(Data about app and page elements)

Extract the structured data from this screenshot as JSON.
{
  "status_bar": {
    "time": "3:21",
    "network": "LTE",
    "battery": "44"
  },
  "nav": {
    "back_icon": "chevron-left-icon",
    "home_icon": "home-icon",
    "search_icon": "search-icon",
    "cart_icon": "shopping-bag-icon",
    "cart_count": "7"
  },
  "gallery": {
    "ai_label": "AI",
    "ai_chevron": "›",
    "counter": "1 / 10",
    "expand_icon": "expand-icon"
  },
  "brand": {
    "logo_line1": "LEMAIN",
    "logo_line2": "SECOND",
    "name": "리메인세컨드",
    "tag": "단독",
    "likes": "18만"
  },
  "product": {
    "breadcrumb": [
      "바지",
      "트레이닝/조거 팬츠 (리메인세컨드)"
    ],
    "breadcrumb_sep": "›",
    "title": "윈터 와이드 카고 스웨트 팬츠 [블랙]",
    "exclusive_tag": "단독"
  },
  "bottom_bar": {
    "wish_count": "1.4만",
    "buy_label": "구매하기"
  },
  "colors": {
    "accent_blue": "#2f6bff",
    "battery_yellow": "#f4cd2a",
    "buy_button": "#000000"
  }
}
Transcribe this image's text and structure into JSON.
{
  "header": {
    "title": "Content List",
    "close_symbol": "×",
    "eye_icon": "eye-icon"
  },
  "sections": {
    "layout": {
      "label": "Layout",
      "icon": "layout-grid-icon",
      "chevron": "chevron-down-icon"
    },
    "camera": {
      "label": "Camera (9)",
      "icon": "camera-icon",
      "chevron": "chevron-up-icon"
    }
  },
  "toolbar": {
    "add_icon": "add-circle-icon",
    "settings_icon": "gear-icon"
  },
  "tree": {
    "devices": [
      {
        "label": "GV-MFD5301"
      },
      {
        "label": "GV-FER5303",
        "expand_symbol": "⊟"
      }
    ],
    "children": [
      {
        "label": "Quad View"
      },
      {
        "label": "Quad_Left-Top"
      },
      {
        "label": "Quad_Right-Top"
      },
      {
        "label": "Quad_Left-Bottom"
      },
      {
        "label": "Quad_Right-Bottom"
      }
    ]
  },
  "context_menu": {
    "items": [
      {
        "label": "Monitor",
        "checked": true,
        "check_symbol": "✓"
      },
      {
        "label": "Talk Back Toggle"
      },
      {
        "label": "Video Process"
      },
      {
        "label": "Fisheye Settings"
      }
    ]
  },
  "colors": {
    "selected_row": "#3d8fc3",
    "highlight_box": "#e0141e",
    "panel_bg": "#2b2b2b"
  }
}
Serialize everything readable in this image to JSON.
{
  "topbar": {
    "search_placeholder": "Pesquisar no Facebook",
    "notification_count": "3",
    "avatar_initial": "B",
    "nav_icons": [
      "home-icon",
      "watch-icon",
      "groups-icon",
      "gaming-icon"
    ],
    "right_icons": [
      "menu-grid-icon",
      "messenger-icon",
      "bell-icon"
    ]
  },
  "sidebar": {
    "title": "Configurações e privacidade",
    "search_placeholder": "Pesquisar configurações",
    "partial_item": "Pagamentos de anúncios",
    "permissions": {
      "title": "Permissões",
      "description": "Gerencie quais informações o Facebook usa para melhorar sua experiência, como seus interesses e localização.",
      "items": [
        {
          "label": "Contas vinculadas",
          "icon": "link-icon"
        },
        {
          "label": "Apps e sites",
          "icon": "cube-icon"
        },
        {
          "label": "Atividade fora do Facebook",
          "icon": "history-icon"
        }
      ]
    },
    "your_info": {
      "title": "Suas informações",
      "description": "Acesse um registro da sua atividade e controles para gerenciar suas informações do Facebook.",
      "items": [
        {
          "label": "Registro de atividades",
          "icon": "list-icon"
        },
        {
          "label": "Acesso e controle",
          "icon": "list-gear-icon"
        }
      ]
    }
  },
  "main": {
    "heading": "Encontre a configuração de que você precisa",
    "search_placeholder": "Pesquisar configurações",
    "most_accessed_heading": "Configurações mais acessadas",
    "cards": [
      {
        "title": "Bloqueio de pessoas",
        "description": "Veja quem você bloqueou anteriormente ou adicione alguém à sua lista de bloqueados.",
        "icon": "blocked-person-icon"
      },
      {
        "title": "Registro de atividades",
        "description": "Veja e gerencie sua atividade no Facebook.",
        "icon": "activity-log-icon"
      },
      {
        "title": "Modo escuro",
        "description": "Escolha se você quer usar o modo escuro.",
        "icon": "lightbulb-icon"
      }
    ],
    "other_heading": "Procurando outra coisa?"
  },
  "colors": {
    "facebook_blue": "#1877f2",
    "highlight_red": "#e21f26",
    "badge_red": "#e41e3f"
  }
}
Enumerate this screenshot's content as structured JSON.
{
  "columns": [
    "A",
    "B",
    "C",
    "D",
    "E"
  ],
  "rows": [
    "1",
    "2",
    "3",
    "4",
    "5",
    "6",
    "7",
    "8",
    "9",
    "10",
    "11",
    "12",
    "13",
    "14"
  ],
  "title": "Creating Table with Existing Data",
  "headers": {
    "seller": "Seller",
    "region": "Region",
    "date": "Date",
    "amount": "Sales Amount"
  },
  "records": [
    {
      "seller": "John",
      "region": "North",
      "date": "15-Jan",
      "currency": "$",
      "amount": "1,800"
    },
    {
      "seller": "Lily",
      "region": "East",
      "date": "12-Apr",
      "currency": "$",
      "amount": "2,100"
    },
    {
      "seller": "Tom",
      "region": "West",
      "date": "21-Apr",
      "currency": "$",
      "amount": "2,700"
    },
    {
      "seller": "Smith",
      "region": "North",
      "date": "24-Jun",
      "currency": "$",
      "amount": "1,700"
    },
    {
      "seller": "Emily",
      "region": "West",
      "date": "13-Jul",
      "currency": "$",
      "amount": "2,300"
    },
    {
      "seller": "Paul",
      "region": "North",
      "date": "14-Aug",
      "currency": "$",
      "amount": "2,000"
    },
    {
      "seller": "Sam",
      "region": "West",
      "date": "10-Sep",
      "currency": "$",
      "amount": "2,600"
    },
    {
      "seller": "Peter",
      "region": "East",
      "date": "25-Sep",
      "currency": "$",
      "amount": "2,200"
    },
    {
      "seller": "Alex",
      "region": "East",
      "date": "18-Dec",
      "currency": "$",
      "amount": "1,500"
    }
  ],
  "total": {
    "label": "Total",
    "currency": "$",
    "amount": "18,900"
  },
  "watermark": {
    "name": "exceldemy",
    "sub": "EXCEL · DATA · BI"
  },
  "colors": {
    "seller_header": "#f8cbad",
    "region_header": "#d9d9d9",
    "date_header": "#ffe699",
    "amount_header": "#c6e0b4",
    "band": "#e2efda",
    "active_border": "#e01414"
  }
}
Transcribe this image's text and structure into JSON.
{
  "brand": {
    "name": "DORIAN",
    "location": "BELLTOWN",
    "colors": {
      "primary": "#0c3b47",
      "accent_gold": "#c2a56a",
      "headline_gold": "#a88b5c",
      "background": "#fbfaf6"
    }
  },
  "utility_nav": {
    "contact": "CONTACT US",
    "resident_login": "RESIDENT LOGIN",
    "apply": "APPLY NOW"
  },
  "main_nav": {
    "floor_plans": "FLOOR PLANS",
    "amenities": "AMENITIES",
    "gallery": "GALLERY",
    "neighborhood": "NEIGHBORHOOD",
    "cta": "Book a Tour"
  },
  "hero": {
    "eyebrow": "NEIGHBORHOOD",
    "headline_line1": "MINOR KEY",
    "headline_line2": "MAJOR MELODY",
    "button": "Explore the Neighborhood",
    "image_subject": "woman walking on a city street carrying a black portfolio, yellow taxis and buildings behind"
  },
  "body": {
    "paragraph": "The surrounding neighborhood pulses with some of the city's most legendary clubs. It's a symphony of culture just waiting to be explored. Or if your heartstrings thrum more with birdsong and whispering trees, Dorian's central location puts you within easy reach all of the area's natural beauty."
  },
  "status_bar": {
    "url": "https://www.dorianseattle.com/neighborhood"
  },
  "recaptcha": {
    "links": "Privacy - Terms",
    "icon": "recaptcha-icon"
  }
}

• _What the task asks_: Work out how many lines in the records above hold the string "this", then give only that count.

• _Solution to the exercise_: 5